— Directions for this task —
Below are some records. Set each one down exactly as it reads.

— Dataset rows for apps and sites —
___
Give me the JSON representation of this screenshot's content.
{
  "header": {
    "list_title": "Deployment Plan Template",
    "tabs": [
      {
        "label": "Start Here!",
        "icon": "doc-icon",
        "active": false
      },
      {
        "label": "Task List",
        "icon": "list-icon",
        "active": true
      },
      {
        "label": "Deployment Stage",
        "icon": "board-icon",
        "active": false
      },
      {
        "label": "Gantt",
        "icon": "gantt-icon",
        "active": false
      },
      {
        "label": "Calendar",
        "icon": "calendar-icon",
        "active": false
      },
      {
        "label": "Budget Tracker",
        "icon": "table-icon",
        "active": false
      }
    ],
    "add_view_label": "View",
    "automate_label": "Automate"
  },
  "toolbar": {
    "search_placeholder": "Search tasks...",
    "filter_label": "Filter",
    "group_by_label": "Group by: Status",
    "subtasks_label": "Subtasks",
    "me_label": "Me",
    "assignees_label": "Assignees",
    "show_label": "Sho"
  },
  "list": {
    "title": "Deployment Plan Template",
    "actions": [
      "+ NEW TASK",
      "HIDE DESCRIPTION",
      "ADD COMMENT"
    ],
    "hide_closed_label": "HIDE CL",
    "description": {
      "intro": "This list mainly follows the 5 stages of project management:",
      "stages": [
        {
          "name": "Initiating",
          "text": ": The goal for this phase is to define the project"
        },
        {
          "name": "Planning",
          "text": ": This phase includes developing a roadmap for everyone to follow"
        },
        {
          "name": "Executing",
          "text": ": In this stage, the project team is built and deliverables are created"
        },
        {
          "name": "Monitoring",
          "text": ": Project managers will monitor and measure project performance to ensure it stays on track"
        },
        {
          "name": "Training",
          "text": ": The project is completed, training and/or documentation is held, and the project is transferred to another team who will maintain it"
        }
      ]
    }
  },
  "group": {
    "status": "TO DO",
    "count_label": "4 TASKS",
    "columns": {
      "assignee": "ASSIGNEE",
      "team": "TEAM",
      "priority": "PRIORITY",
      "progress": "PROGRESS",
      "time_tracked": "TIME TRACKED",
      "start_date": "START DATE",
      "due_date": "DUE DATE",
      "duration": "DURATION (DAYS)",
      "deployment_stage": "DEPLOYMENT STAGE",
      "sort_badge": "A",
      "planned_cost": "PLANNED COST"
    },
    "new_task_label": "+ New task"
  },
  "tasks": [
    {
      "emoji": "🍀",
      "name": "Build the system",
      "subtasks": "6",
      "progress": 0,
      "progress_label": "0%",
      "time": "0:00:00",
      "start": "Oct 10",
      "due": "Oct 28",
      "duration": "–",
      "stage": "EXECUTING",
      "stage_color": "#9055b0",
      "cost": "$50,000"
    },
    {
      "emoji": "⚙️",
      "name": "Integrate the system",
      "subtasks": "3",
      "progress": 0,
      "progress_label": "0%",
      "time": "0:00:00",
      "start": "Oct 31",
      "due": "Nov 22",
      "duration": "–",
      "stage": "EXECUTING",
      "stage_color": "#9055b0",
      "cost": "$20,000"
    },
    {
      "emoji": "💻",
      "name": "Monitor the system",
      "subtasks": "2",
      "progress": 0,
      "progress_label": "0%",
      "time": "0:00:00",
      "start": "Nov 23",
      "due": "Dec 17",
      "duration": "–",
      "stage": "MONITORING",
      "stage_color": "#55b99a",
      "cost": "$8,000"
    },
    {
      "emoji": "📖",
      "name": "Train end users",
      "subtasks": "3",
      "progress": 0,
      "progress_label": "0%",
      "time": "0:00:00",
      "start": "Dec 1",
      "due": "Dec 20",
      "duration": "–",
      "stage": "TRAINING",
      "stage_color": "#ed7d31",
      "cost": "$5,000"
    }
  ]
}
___
— Response to this task —
Give me the JSON representation of this screenshot's content.
{
  "header": {
    "list_title": "Deployment Plan Template",
    "tabs": [
      {
        "label": "Start Here!",
        "icon": "doc-icon",
        "active": false
      },
      {
        "label": "Task List",
        "icon": "list-icon",
        "active": true
      },
      {
        "label": "Deployment Stage",
        "icon": "board-icon",
        "active": false
      },
      {
        "label": "Gantt",
        "icon": "gantt-icon",
        "active": false
      },
      {
        "label": "Calendar",
        "icon": "calendar-icon",
        "active": false
      },
      {
        "label": "Budget Tracker",
        "icon": "table-icon",
        "active": false
      }
    ],
    "add_view_label": "View",
    "automate_label": "Automate"
  },
  "toolbar": {
    "search_placeholder": "Search tasks...",
    "filter_label": "Filter",
    "group_by_label": "Group by: Status",
    "subtasks_label": "Subtasks",
    "me_label": "Me",
    "assignees_label": "Assignees",
    "show_label": "Sho"
  },
  "list": {
    "title": "Deployment Plan Template",
    "actions": [
      "+ NEW TASK",
      "HIDE DESCRIPTION",
      "ADD COMMENT"
    ],
    "hide_closed_label": "HIDE CL",
    "description": {
      "intro": "This list mainly follows the 5 stages of project management:",
      "stages": [
        {
          "name": "Initiating",
          "text": ": The goal for this phase is to define the project"
        },
        {
          "name": "Planning",
          "text": ": This phase includes developing a roadmap for everyone to follow"
        },
        {
          "name": "Executing",
          "text": ": In this stage, the project team is built and deliverables are created"
        },
        {
          "name": "Monitoring",
          "text": ": Project managers will monitor and measure project performance to ensure it stays on track"
        },
        {
          "name": "Training",
          "text": ": The project is completed, training and/or documentation is held, and the project is transferred to another team who will maintain it"
        }
      ]
    }
  },
  "group": {
    "status": "TO DO",
    "count_label": "4 TASKS",
    "columns": {
      "assignee": "ASSIGNEE",
      "team": "TEAM",
      "priority": "PRIORITY",
      "progress": "PROGRESS",
      "time_tracked": "TIME TRACKED",
      "start_date": "START DATE",
      "due_date": "DUE DATE",
      "duration": "DURATION (DAYS)",
      "deployment_stage": "DEPLOYMENT STAGE",
      "sort_badge": "A",
      "planned_cost": "PLANNED COST"
    },
    "new_task_label": "+ New task"
  },
  "tasks": [
    {
      "emoji": "🍀",
      "name": "Build the system",
      "subtasks": "6",
      "progress": 0,
      "progress_label": "0%",
      "time": "0:00:00",
      "start": "Oct 10",
      "due": "Oct 28",
      "duration": "–",
      "stage": "EXECUTING",
      "stage_color": "#9055b0",
      "cost": "$50,000"
    },
    {
      "emoji": "⚙️",
      "name": "Integrate the system",
      "subtasks": "3",
      "progress": 0,
      "progress_label": "0%",
      "time": "0:00:00",
      "start": "Oct 31",
      "due": "Nov 22",
      "duration": "–",
      "stage": "EXECUTING",
      "stage_color": "#9055b0",
      "cost": "$20,000"
    },
    {
      "emoji": "💻",
      "name": "Monitor the system",
      "subtasks": "2",
      "progress": 0,
      "progress_label": "0%",
      "time": "0:00:00",
      "start": "Nov 23",
      "due": "Dec 17",
      "duration": "–",
      "stage": "MONITORING",
      "stage_color": "#55b99a",
      "cost": "$8,000"
    },
    {
      "emoji": "📖",
      "name": "Train end users",
      "subtasks": "3",
      "progress": 0,
      "progress_label": "0%",
      "time": "0:00:00",
      "start": "Dec 1",
      "due": "Dec 20",
      "duration": "–",
      "stage": "TRAINING",
      "stage_color": "#ed7d31",
      "cost": "$5,000"
    }
  ]
}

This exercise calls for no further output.